*Directions*: Only the lines of the data holding the string "Invention" need to be returned.
-- Opening Marker --
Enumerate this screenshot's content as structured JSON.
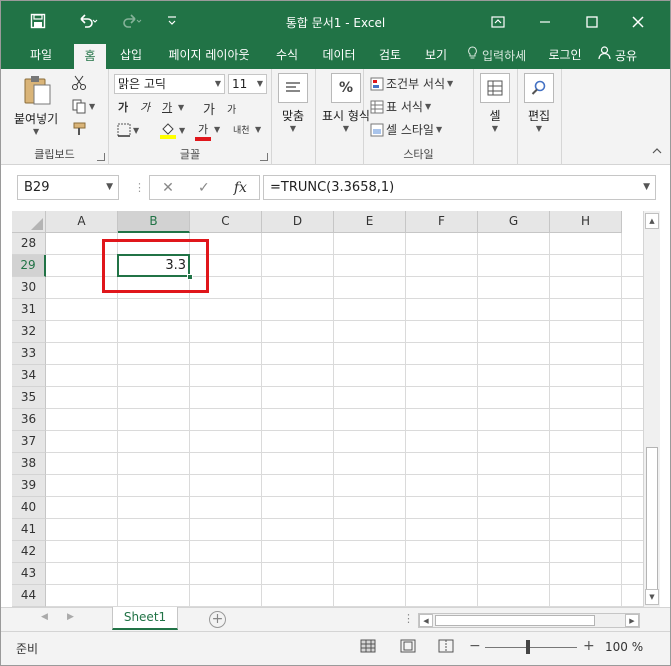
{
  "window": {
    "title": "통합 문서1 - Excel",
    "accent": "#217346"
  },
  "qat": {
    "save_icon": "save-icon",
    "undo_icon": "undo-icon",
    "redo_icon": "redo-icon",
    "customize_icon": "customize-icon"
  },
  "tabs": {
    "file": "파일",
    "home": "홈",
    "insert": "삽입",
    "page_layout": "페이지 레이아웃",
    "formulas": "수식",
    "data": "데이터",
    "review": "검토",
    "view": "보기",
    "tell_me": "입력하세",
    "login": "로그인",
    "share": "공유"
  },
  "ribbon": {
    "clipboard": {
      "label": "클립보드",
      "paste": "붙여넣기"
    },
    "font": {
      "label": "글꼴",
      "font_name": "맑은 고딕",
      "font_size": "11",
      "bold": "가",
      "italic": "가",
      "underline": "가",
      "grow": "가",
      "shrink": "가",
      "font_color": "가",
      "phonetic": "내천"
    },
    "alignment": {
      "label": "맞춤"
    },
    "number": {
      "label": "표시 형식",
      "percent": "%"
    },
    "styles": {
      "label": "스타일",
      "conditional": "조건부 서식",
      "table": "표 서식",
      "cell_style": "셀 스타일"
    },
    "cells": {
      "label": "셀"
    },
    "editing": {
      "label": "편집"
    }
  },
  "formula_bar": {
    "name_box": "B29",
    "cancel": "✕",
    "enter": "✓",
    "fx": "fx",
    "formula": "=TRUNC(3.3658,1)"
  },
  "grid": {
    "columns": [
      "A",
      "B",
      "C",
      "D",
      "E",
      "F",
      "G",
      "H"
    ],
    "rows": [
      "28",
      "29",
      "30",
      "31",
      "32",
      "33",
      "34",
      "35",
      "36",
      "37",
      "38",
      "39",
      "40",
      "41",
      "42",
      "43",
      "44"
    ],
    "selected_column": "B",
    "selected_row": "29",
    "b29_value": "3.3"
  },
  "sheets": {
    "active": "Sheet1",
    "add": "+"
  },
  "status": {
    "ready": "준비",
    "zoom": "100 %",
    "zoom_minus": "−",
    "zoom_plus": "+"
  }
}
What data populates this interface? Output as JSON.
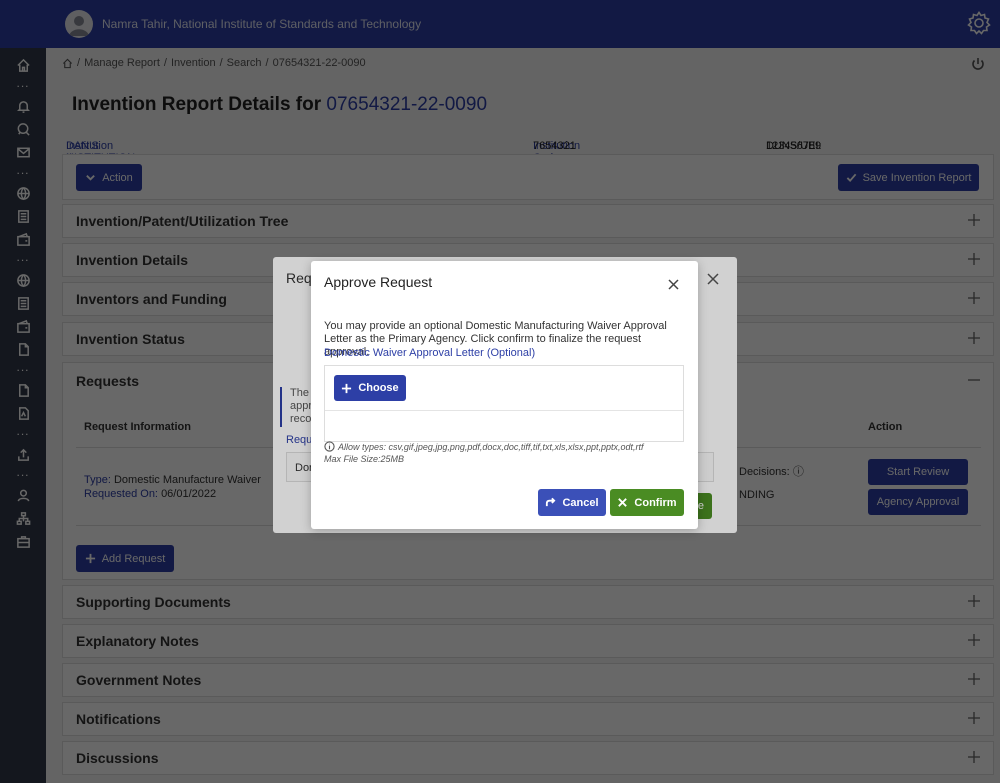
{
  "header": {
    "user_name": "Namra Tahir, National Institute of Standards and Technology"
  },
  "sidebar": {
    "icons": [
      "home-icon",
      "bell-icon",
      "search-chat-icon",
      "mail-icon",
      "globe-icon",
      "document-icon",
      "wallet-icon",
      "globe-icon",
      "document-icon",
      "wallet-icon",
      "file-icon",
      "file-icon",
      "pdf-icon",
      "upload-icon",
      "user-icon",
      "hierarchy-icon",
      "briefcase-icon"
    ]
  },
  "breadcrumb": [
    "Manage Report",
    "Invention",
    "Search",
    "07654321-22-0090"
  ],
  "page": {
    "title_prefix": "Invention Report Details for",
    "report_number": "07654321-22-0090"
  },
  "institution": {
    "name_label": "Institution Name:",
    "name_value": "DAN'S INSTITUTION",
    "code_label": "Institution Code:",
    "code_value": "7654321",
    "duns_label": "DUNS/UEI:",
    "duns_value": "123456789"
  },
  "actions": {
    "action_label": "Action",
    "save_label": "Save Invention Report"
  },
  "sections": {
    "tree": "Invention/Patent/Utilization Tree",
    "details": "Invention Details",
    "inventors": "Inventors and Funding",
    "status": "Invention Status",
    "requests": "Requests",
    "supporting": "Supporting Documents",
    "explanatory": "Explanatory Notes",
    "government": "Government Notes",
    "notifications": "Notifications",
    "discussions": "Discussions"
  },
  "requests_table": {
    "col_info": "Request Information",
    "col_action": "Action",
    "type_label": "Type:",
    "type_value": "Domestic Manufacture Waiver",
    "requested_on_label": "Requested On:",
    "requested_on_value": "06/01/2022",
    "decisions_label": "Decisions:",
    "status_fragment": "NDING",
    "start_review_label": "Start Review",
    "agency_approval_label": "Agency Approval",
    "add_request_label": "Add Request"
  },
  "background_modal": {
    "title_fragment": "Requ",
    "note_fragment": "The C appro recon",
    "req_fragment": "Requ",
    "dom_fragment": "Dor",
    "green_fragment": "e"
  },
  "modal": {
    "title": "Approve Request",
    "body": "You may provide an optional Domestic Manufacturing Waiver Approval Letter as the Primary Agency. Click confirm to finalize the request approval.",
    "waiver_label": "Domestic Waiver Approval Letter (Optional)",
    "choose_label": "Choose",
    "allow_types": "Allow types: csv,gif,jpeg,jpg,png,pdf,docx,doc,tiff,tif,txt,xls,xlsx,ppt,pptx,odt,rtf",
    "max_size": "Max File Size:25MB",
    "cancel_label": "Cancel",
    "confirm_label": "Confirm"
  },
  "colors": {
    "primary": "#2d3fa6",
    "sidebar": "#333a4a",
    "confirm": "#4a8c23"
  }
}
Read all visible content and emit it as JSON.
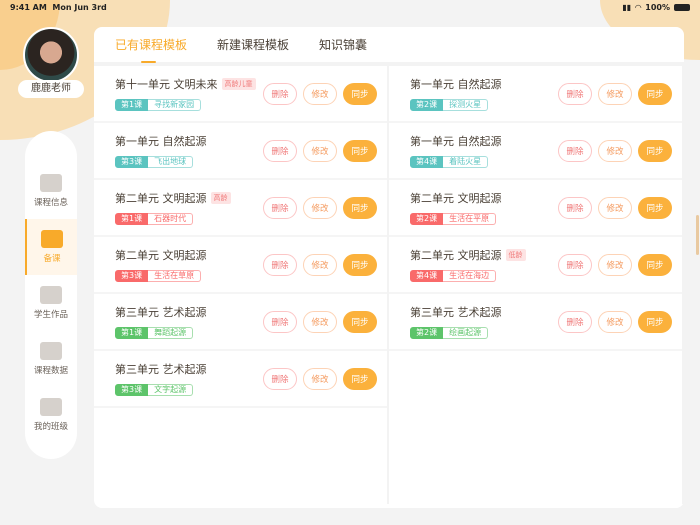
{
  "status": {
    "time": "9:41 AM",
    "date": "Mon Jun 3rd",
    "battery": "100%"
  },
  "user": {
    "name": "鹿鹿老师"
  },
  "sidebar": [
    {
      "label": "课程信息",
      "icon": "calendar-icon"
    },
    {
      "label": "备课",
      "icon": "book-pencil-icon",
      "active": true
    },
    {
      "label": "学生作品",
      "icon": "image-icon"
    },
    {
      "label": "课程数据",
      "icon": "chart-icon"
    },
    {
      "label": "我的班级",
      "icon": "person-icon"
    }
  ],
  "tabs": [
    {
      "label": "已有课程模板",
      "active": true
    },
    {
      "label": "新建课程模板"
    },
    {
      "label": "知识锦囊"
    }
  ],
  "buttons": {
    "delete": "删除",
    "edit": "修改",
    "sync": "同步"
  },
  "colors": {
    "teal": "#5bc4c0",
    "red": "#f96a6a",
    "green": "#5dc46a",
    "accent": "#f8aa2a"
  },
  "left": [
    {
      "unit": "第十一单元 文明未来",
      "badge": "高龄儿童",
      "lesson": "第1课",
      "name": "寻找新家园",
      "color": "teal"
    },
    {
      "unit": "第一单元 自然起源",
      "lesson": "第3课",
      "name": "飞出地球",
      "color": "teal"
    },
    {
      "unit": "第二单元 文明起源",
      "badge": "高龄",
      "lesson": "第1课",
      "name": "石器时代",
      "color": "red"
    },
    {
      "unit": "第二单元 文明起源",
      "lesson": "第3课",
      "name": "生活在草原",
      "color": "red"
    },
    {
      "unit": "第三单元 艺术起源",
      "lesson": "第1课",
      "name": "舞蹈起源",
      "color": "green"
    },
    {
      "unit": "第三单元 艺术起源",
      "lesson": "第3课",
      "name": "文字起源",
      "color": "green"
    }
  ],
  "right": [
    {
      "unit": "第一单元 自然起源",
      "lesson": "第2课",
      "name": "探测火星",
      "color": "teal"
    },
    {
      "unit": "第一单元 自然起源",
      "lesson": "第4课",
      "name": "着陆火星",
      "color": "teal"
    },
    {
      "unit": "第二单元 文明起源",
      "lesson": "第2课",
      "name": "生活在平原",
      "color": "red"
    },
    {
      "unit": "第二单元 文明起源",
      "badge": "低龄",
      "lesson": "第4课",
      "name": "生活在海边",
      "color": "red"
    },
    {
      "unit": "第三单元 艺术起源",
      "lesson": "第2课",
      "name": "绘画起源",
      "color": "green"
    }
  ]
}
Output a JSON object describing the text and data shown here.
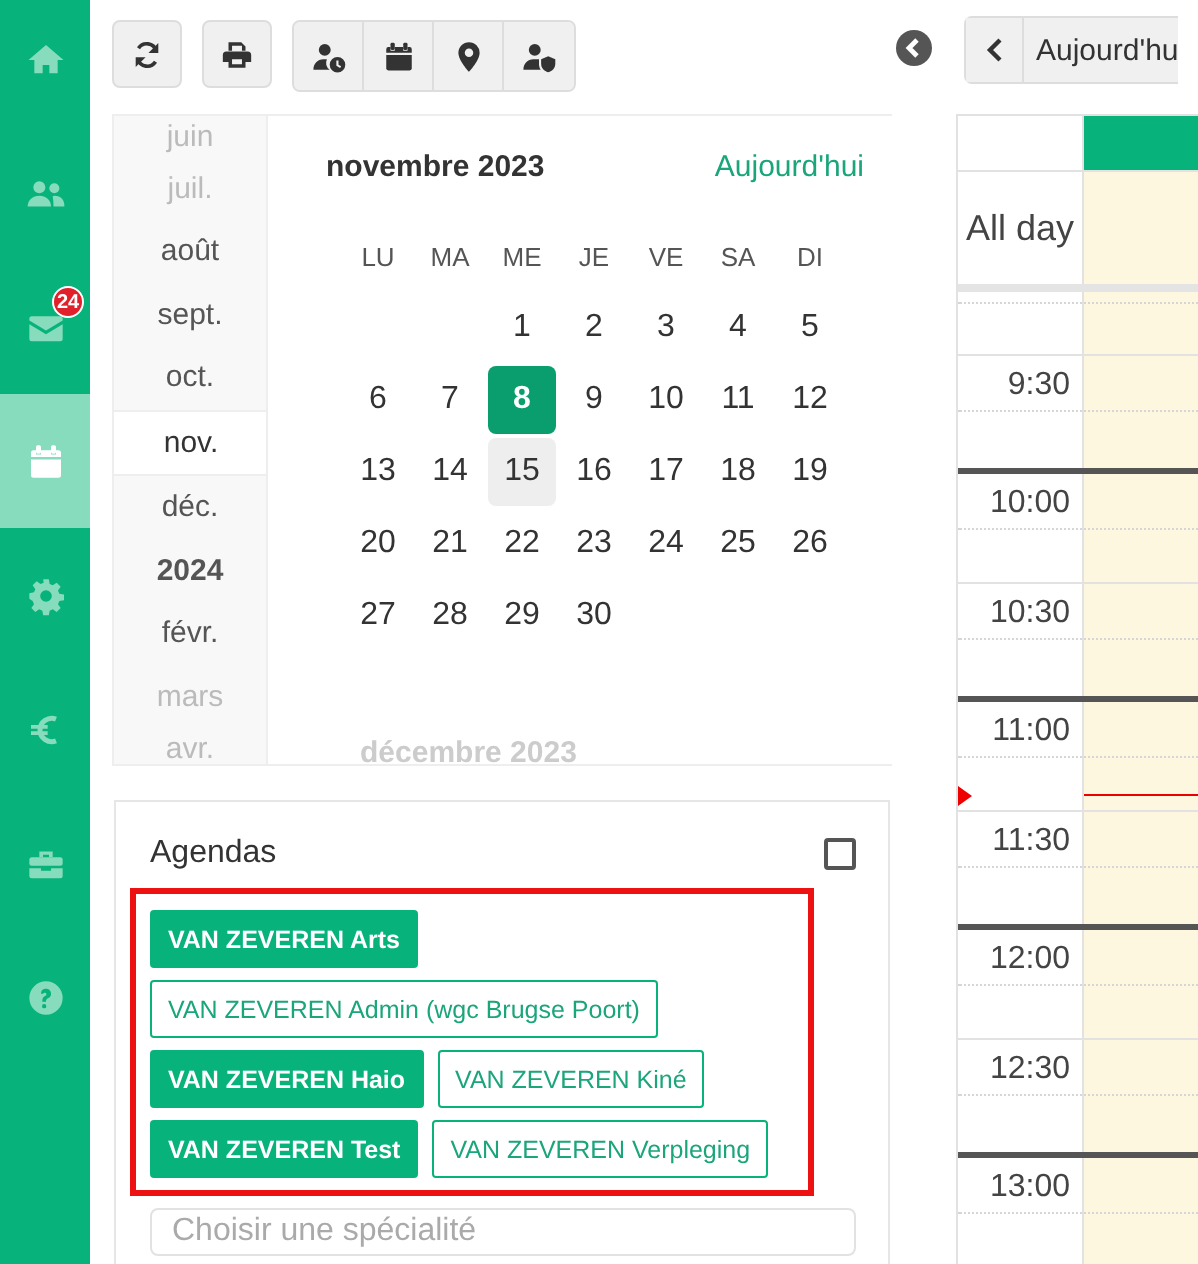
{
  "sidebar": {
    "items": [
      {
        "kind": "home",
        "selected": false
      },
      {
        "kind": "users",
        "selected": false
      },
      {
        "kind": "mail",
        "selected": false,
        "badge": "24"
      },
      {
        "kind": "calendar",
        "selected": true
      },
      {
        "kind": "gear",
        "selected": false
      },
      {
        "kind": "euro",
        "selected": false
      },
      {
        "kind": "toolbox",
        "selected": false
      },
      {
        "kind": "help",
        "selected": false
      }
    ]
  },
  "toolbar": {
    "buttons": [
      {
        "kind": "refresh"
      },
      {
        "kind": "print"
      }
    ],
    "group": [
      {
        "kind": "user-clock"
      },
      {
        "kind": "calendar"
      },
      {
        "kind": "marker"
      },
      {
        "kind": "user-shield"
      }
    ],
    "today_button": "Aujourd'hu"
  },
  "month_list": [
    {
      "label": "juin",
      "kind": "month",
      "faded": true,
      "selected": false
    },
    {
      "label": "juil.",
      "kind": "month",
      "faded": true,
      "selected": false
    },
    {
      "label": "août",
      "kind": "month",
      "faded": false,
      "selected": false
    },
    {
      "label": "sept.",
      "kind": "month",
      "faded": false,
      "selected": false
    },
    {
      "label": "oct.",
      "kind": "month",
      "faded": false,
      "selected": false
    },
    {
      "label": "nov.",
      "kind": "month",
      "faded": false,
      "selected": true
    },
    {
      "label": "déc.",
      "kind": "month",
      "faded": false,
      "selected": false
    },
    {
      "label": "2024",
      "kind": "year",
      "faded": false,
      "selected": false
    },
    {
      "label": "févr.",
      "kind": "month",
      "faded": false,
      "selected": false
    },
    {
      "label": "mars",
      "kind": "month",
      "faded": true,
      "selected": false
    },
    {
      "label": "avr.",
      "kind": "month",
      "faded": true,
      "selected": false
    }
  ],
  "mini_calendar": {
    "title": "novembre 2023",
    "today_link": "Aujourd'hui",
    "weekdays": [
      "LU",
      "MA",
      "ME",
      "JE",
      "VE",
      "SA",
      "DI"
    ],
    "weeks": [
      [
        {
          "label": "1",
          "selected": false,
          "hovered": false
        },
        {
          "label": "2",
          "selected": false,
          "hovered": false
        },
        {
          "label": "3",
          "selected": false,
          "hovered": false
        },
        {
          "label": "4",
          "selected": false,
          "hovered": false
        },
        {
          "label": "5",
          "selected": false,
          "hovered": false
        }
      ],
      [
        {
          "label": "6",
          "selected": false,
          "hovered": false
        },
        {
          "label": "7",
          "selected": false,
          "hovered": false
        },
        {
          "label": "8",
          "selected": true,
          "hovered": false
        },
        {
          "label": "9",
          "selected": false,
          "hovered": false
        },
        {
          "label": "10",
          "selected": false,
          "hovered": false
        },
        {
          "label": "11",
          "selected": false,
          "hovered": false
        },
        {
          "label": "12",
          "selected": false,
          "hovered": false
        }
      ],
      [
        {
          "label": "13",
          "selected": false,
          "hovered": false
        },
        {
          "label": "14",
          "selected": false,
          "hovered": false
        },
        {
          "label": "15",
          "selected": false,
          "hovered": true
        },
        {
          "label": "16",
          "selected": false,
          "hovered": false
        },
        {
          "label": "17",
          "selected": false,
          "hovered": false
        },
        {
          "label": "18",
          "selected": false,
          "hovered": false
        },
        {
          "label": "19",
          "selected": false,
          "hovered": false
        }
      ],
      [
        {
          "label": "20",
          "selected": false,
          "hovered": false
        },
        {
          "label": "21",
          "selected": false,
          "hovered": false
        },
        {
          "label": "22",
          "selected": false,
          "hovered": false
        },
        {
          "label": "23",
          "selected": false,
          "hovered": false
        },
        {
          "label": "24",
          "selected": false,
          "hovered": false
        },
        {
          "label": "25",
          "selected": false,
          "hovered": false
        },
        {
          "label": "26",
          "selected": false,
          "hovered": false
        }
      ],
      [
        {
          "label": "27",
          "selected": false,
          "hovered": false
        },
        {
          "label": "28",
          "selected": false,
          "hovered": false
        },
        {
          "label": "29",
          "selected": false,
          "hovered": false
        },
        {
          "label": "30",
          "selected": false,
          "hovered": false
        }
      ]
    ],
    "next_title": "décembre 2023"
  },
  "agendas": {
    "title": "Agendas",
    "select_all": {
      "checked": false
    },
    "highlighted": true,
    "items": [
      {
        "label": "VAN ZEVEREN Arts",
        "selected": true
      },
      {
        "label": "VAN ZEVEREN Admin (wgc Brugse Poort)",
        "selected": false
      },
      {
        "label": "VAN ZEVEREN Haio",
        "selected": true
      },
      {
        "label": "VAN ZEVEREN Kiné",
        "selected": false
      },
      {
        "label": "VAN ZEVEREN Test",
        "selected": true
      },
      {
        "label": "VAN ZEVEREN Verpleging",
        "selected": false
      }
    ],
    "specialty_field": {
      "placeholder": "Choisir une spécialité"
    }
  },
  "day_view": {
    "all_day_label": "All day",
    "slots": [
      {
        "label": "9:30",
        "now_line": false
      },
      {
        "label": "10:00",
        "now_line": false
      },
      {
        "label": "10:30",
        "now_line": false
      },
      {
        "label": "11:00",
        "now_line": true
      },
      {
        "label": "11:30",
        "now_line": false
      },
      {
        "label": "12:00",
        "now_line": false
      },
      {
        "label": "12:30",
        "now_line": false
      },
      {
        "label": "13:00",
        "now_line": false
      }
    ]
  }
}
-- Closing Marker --
*Answer to the exercise*:
    "Invention",
    "title_prefix": "Invention Report Details for",
    "save_label": "Save Invention Report"
    "tree": "Invention/Patent/Utilization Tree",
    "details": "Invention Details",
    "status": "Invention Status",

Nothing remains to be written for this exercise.